This week, Infosys announced plans to significantly boost its onshore digital talent in the UK over the next three years, with the hope of creating 1,000 new jobs in the country.
The firm is keen to bulk out its digital delivery capabilities in the wake of the COVID-19 pandemic, which has seen firms across the globe accelerate digital transformation projects, leaving depleted talent pools in critical business areas such as cloud, cybersecurity, AI, and analytics. The move comes at a time when businesses in the UK are finding it increasingly difficult to access the right skills and talent to help drive important technology projects. When asked about challenges impacting their data and analytics strategy in a recent PAC survey, 38% advised that challenges hiring talent and training people were holding them back.
The impact of the pandemic aside, one of the fastest-growing trends in the IT Services industry was the demand for more onshore and nearshore delivery – with business leaders keen to play more of a role in solution development and many eager to keep business-critical capabilities such as cybersecurity close to home. To this end, Infosys has focused on building out a stronger footprint in growing markets, such as opening innovation centers in Finland to deliver into the attractive Nordics market. And boosting nearshore cybersecurity capabilities in Europe through the launch of a new cyber defence center in Bucharest. The firm combines these significant regional investments with the firm's growing pockets of onshore talent across Europe.

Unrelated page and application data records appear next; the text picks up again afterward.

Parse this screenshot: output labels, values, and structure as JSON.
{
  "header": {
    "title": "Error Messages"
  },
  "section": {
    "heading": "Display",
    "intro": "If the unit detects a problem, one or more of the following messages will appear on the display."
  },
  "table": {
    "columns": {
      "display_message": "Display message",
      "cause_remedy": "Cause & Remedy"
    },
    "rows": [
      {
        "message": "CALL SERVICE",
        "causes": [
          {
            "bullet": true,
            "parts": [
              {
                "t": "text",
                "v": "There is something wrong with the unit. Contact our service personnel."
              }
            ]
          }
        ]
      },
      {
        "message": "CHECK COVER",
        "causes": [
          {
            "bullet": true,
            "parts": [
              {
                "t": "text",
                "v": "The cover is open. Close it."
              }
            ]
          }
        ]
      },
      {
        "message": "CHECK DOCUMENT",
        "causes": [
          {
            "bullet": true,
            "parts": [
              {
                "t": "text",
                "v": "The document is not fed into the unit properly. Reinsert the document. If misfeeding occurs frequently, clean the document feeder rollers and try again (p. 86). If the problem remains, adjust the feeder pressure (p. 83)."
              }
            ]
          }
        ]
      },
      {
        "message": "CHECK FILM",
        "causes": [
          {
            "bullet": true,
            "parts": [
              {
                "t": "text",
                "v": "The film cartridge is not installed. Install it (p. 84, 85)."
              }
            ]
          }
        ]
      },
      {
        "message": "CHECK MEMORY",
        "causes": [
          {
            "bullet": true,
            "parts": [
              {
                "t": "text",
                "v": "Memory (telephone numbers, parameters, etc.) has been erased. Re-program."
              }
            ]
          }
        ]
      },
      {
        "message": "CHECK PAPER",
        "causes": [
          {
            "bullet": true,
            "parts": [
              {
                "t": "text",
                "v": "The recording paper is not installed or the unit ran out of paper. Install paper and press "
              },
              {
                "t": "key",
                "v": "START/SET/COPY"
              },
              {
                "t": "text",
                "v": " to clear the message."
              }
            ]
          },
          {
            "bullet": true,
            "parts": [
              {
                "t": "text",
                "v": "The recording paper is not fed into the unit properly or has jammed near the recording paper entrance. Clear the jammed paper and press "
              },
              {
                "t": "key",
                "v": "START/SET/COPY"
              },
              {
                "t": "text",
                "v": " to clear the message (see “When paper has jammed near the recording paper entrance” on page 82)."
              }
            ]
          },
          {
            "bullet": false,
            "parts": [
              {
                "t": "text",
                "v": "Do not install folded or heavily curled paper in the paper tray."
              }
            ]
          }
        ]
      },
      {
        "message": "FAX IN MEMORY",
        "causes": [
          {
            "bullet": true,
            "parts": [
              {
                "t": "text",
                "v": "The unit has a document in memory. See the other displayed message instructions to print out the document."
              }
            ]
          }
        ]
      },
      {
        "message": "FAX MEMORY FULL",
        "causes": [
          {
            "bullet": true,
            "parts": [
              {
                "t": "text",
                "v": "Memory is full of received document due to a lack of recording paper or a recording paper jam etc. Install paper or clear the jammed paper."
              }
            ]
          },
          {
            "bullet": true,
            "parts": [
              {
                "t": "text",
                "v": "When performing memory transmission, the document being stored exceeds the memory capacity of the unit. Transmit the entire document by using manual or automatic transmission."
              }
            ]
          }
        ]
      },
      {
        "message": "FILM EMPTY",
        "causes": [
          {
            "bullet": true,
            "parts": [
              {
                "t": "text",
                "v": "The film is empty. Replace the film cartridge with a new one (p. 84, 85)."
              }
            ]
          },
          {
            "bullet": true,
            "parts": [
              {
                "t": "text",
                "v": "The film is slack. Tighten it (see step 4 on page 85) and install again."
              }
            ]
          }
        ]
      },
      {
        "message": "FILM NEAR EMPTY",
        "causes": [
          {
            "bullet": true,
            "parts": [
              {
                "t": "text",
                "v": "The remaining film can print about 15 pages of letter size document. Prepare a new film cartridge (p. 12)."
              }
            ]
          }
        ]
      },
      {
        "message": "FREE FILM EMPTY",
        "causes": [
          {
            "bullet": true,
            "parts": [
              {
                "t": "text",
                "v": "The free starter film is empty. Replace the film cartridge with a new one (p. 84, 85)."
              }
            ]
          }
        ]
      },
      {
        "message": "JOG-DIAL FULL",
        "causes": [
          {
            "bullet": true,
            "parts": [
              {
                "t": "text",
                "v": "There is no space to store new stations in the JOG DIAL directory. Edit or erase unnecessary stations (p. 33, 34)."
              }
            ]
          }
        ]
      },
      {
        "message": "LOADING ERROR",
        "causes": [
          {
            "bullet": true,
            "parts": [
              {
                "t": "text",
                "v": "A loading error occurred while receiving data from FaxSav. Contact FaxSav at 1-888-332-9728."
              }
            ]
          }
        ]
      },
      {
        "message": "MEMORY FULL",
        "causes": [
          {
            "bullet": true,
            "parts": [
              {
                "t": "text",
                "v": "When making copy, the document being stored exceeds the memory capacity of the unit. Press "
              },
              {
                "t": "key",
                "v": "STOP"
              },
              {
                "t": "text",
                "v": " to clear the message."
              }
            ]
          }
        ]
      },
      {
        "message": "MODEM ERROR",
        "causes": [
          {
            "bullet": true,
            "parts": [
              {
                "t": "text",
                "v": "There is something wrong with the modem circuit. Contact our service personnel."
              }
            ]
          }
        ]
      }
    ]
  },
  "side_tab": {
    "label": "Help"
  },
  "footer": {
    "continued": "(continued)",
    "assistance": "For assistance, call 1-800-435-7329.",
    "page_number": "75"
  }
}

In the case of the firm's UK plans, Infosys aims to recruit directly from UK universities, with new talent trained extensively in high-demand digital technology services such as cloud and analytics. A move that sets the firm up to compete in a highly dynamic market, buoyed by ongoing demand for services and solutions that enable businesses to reach their digital ambitions under accelerated timelines.
For the UK government, the announcement is a reassuring one after two years of challenging economic conditions in the wake of the COVID-19 pandemic and many unresolved questions around the impact of Brexit on the sector.